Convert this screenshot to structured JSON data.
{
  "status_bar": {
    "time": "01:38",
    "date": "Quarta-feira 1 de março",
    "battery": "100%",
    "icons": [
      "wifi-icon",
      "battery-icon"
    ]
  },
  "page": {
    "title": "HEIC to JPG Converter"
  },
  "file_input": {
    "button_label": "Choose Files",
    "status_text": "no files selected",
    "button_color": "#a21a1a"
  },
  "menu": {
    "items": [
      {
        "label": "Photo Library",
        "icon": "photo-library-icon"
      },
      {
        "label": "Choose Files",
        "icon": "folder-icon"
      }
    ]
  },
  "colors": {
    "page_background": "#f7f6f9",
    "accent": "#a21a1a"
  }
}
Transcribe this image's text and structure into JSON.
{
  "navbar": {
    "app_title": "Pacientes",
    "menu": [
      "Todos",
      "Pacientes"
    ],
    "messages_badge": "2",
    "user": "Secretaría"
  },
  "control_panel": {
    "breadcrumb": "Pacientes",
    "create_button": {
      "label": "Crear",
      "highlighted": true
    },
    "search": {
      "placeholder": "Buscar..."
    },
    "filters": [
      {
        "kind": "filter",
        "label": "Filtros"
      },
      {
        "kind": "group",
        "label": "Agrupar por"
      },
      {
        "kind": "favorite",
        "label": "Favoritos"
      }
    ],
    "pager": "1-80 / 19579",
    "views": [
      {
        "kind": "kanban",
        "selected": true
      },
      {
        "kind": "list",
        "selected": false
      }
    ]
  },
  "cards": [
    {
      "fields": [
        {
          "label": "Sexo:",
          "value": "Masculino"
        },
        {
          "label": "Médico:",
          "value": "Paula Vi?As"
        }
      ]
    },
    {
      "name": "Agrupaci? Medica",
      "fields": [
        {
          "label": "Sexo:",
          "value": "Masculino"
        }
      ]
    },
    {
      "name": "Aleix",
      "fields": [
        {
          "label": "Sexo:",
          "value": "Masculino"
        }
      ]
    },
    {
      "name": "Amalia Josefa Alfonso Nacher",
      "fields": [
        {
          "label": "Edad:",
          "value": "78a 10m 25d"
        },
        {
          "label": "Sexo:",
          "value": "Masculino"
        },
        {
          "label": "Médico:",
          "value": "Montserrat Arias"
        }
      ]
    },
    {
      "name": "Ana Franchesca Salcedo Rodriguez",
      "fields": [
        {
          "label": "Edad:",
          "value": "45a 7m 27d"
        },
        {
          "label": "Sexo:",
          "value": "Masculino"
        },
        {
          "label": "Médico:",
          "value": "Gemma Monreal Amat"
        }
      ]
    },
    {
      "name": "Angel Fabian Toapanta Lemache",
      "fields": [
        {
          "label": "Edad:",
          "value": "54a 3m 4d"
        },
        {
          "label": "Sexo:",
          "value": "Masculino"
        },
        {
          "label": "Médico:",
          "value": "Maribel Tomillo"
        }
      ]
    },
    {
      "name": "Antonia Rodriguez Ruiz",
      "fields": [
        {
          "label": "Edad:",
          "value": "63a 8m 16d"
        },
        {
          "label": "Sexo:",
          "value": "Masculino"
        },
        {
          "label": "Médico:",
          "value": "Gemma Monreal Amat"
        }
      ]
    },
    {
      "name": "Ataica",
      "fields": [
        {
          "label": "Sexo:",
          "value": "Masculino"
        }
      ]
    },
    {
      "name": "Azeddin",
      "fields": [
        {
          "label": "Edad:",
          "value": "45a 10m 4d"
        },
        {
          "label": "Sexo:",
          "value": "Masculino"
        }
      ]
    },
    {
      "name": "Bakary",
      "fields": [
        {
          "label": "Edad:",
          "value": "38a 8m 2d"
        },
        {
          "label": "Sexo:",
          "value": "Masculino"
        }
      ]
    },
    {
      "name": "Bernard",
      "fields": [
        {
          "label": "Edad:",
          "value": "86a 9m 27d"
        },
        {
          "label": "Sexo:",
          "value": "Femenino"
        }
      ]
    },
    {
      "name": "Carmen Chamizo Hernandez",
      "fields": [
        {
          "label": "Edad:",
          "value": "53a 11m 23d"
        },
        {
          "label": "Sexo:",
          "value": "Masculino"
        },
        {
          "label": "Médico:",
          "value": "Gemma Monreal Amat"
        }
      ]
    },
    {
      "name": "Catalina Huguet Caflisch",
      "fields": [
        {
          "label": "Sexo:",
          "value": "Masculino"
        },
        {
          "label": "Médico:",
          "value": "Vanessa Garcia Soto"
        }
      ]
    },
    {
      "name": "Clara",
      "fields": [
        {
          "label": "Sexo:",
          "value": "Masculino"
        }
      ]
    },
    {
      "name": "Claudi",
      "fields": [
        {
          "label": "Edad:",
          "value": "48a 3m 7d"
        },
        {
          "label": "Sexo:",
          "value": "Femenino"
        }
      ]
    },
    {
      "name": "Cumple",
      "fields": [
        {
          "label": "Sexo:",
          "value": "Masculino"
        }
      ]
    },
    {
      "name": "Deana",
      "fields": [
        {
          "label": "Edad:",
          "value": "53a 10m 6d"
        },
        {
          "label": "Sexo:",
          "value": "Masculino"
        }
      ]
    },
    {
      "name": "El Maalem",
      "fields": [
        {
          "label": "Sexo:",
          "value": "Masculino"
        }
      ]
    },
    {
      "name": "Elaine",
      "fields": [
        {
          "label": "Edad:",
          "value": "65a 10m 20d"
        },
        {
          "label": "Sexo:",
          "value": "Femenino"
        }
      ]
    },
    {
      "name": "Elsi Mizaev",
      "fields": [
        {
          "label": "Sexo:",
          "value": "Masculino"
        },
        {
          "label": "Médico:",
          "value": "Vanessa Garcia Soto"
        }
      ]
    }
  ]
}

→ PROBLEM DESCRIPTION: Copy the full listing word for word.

→ WRITTEN RESPONSE:
Convert this screenshot to structured JSON data.
{
  "status_bar": {
    "time": "01:38",
    "date": "Quarta-feira 1 de março",
    "battery": "100%",
    "icons": [
      "wifi-icon",
      "battery-icon"
    ]
  },
  "page": {
    "title": "HEIC to JPG Converter"
  },
  "file_input": {
    "button_label": "Choose Files",
    "status_text": "no files selected",
    "button_color": "#a21a1a"
  },
  "menu": {
    "items": [
      {
        "label": "Photo Library",
        "icon": "photo-library-icon"
      },
      {
        "label": "Choose Files",
        "icon": "folder-icon"
      }
    ]
  },
  "colors": {
    "page_background": "#f7f6f9",
    "accent": "#a21a1a"
  }
}
Transcribe this image's text and structure into JSON.
{
  "navbar": {
    "app_title": "Pacientes",
    "menu": [
      "Todos",
      "Pacientes"
    ],
    "messages_badge": "2",
    "user": "Secretaría"
  },
  "control_panel": {
    "breadcrumb": "Pacientes",
    "create_button": {
      "label": "Crear",
      "highlighted": true
    },
    "search": {
      "placeholder": "Buscar..."
    },
    "filters": [
      {
        "kind": "filter",
        "label": "Filtros"
      },
      {
        "kind": "group",
        "label": "Agrupar por"
      },
      {
        "kind": "favorite",
        "label": "Favoritos"
      }
    ],
    "pager": "1-80 / 19579",
    "views": [
      {
        "kind": "kanban",
        "selected": true
      },
      {
        "kind": "list",
        "selected": false
      }
    ]
  },
  "cards": [
    {
      "fields": [
        {
          "label": "Sexo:",
          "value": "Masculino"
        },
        {
          "label": "Médico:",
          "value": "Paula Vi?As"
        }
      ]
    },
    {
      "name": "Agrupaci? Medica",
      "fields": [
        {
          "label": "Sexo:",
          "value": "Masculino"
        }
      ]
    },
    {
      "name": "Aleix",
      "fields": [
        {
          "label": "Sexo:",
          "value": "Masculino"
        }
      ]
    },
    {
      "name": "Amalia Josefa Alfonso Nacher",
      "fields": [
        {
          "label": "Edad:",
          "value": "78a 10m 25d"
        },
        {
          "label": "Sexo:",
          "value": "Masculino"
        },
        {
          "label": "Médico:",
          "value": "Montserrat Arias"
        }
      ]
    },
    {
      "name": "Ana Franchesca Salcedo Rodriguez",
      "fields": [
        {
          "label": "Edad:",
          "value": "45a 7m 27d"
        },
        {
          "label": "Sexo:",
          "value": "Masculino"
        },
        {
          "label": "Médico:",
          "value": "Gemma Monreal Amat"
        }
      ]
    },
    {
      "name": "Angel Fabian Toapanta Lemache",
      "fields": [
        {
          "label": "Edad:",
          "value": "54a 3m 4d"
        },
        {
          "label": "Sexo:",
          "value": "Masculino"
        },
        {
          "label": "Médico:",
          "value": "Maribel Tomillo"
        }
      ]
    },
    {
      "name": "Antonia Rodriguez Ruiz",
      "fields": [
        {
          "label": "Edad:",
          "value": "63a 8m 16d"
        },
        {
          "label": "Sexo:",
          "value": "Masculino"
        },
        {
          "label": "Médico:",
          "value": "Gemma Monreal Amat"
        }
      ]
    },
    {
      "name": "Ataica",
      "fields": [
        {
          "label": "Sexo:",
          "value": "Masculino"
        }
      ]
    },
    {
      "name": "Azeddin",
      "fields": [
        {
          "label": "Edad:",
          "value": "45a 10m 4d"
        },
        {
          "label": "Sexo:",
          "value": "Masculino"
        }
      ]
    },
    {
      "name": "Bakary",
      "fields": [
        {
          "label": "Edad:",
          "value": "38a 8m 2d"
        },
        {
          "label": "Sexo:",
          "value": "Masculino"
        }
      ]
    },
    {
      "name": "Bernard",
      "fields": [
        {
          "label": "Edad:",
          "value": "86a 9m 27d"
        },
        {
          "label": "Sexo:",
          "value": "Femenino"
        }
      ]
    },
    {
      "name": "Carmen Chamizo Hernandez",
      "fields": [
        {
          "label": "Edad:",
          "value": "53a 11m 23d"
        },
        {
          "label": "Sexo:",
          "value": "Masculino"
        },
        {
          "label": "Médico:",
          "value": "Gemma Monreal Amat"
        }
      ]
    },
    {
      "name": "Catalina Huguet Caflisch",
      "fields": [
        {
          "label": "Sexo:",
          "value": "Masculino"
        },
        {
          "label": "Médico:",
          "value": "Vanessa Garcia Soto"
        }
      ]
    },
    {
      "name": "Clara",
      "fields": [
        {
          "label": "Sexo:",
          "value": "Masculino"
        }
      ]
    },
    {
      "name": "Claudi",
      "fields": [
        {
          "label": "Edad:",
          "value": "48a 3m 7d"
        },
        {
          "label": "Sexo:",
          "value": "Femenino"
        }
      ]
    },
    {
      "name": "Cumple",
      "fields": [
        {
          "label": "Sexo:",
          "value": "Masculino"
        }
      ]
    },
    {
      "name": "Deana",
      "fields": [
        {
          "label": "Edad:",
          "value": "53a 10m 6d"
        },
        {
          "label": "Sexo:",
          "value": "Masculino"
        }
      ]
    },
    {
      "name": "El Maalem",
      "fields": [
        {
          "label": "Sexo:",
          "value": "Masculino"
        }
      ]
    },
    {
      "name": "Elaine",
      "fields": [
        {
          "label": "Edad:",
          "value": "65a 10m 20d"
        },
        {
          "label": "Sexo:",
          "value": "Femenino"
        }
      ]
    },
    {
      "name": "Elsi Mizaev",
      "fields": [
        {
          "label": "Sexo:",
          "value": "Masculino"
        },
        {
          "label": "Médico:",
          "value": "Vanessa Garcia Soto"
        }
      ]
    }
  ]
}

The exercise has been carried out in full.